Laryngotracheal cleft information

The development of the larynx (voice box) and its separation from the esophagus (food pipe) is a complex process. When the larynx develops normally, it is completely separate from the esophagus, so swallowed foods go directly into the stomach.

Laryngeal cleft is a rare congenital defect, though its occurrence has been under-reported in the medical literature. The dividing wall between the airway and food pipe is absent and communicates them directly, thus allowing passage of saliva, food and liquids into the lungs. These episodes of bronchoaspirations cause lung infections. The condition may be seen with certain syndromes (Opitz, Pallister-Hall, VACTERL, and CHARGE) and may be associated with other midline defects affecting the esophagus, heart, palate and vertebral column.


Its exact cause is not known.

Signs and symptoms

Symptoms include:

  • Feeding difficulties and false passage of food, liquids and saliva into the lungs (bronchoaspiration)
  • Recurrent episodes of pneumonia ( lung infections)
  • Chronic cough
  • Stridor
  • Symptoms related to floppy trachea and bronchi (refer to information on tracheo / bronchomalacia)
  • Respiratory distress
  • Symptoms due to associated midline anomalies.


The diagnosis is made by performing a flexible and rigid endoscopy. The entire larynx, trachea and the esophagus are evaluated. Using a telescope, the back of the larynx is inspected and palpated with a microinstrument for a split between the larynx and esophagus. The next step is to determine the extent and length of this defect. The length of the defect decides the further management.

Depending on the cleft severity, following types have been proposed:

  • Type 1: clefts are superficial and spare the cricoid cartilage.
  • Type 2: clefts extend through the cricoid cartilage.
  • Type 3: clefts splits upto the upper trachea.
  • Type 4: clefts are the most severe with extension into the thoracic portion of the trachea and even into the bronchi. Such neonates have severe bronchoaspirations and poor lung condition and hence may not be compatible with life.

The esophagus is evaluated for acid reflux which is a common association with laryngeal clefts. A multi disciplinary approach is needed for children born with syndromes. They could have multi organ involvement and require a holistic approach in their management. These various special consultations are well established at the Lausanne University Hospital.


The treatment depends on the severity of the laryngotracheal split, signs, symptoms as well as the other associated medical conditions. The child will have a tube passed into the lower digestive tract (jejunum) to allow nourishing the child and also reduce gastro-esophageal reflux and thus protect the lungs.

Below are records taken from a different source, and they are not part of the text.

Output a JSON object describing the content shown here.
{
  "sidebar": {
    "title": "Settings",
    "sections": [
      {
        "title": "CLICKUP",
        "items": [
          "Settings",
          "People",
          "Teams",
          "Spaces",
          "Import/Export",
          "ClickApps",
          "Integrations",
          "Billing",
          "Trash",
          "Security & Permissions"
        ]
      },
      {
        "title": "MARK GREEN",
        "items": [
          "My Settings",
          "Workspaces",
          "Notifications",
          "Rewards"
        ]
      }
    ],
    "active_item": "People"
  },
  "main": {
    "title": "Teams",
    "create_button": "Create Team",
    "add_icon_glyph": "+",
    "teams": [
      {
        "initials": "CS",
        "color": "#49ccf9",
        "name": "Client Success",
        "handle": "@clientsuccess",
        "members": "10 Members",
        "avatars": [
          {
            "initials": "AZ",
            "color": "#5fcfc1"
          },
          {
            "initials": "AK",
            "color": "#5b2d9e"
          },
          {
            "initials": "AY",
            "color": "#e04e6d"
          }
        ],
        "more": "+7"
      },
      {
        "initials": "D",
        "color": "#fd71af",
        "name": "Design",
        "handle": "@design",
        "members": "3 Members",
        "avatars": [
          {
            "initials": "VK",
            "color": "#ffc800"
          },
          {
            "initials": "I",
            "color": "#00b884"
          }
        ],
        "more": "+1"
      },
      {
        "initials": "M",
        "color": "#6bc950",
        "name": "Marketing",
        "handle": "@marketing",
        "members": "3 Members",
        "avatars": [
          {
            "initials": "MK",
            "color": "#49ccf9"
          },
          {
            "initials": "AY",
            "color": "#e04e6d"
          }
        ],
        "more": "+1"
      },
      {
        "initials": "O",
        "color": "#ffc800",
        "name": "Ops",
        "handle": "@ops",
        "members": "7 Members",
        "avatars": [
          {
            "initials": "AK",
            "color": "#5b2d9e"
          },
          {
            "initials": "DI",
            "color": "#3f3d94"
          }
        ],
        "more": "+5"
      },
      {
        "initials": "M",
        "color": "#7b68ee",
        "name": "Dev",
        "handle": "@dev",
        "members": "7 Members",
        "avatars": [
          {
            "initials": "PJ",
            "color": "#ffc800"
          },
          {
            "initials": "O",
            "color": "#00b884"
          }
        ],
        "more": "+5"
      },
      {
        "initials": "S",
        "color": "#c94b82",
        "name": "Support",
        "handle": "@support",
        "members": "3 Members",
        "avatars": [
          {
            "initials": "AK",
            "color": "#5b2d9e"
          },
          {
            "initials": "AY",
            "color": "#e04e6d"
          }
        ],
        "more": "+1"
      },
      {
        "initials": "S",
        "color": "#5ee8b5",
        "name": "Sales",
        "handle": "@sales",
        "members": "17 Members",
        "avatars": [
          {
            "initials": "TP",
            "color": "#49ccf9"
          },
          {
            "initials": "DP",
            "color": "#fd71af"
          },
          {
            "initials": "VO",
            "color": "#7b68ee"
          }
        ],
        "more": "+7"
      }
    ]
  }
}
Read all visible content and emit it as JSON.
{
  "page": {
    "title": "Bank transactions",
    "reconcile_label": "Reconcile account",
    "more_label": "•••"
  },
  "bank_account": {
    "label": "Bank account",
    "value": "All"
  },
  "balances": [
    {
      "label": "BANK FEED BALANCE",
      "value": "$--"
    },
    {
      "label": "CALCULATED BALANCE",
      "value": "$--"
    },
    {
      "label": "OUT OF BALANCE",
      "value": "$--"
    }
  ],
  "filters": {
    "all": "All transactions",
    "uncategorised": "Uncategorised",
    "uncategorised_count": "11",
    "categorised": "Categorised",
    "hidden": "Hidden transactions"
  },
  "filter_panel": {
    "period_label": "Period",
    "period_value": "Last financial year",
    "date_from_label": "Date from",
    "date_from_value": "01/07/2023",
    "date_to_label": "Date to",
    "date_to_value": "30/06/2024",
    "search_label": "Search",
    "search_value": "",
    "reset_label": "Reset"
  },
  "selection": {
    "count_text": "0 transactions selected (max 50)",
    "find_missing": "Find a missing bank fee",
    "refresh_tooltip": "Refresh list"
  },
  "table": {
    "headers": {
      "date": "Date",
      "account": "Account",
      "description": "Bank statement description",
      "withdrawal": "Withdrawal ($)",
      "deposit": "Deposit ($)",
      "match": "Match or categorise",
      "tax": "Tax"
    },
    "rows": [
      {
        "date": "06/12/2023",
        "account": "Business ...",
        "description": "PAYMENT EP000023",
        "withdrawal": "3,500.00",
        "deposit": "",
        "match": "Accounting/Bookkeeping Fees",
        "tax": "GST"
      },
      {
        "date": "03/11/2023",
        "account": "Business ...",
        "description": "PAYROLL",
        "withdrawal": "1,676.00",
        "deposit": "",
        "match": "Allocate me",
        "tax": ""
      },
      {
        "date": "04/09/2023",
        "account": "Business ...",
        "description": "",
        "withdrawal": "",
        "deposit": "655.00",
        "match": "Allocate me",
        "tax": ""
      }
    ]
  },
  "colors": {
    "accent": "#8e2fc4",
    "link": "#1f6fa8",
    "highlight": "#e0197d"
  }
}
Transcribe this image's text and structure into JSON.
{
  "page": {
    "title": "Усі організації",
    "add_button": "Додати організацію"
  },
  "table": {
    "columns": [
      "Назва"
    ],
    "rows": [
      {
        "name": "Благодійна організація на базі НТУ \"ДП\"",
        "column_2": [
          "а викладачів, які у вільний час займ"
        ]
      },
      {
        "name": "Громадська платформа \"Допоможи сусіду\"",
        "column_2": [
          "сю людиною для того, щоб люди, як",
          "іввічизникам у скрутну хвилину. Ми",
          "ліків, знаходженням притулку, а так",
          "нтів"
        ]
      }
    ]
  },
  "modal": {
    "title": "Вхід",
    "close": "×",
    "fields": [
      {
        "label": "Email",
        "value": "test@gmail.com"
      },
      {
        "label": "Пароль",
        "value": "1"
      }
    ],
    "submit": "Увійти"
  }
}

It is important to diagnose this condition early, especially in cases of chronic bronchopulmonary aspirations. Our experience has been that it is extremely under reported. We have had a case when the cleft had not been detected as late as 8 years, and the child was referred to us only with occasional episodes of aspirations. Incidently, this child was diagnosed to have a type 3 cleft and underwent a successful repair. Similarly, type 1 clefts may present late with very little complaints.

Most type 1, 2 and some Type 3 are repaired endoscopically. Type 4 clefts and when the cleft cannot be exposed well during endoscopy require an open surgical repair.

Our center is credited for performing the first ever endoscopic closure of a laryngeal cleft using laser and without the need of passing a tube in the airway and tracheostomy (Sandu et al, Laryngoscope 2006). Ever-since, we now have a large experience in treating this condition. World over, the endoscopic repair has become the standard method of treatment for laryngeal clefts.

Endoscopic Treatment

In this procedure, the CO2 laser is used to freshen the edges of the cleft. Resorbable sutures are then used to close the cleft.

The child is given antibiotics to prevent infections and treatment for acid reflux.


Treatment for severe cases

Longer clefts are corrected by an external approach through the neck and chest. Clefts that extend low down in the chest are operated by a team of ORL and cardiac surgeons. Sometimes a very long cleft may extend into the bronchi and needs an appropriate correction.

Largely, the treatment of laryngeal clefts depends on the severity of the cleft and associated comobidites.


The main risk involved in the endoscopic or the open approach is a residual fistula between the trachea and esophagus. This needs to be closed by a second operation with an incision in the neck.

Follow-up care

Patients who have undergone an endoscopic repair start feeds on the next day or couple of days after surgery. Check endoscopy is performed at 7-10 days. Once the child has been well assessed to take adequate oral feeds he can prepare going back to his parent country (about 2-3 weeks). A final check endoscopy is done depending on the clinical symptoms of the patient.

For patients staying outside Switzerland, a systematic plan of follow up is prepared taking into consideration the long distance of travel and individual country insurance policies.

 Last updated on 26/02/2020 at 10:48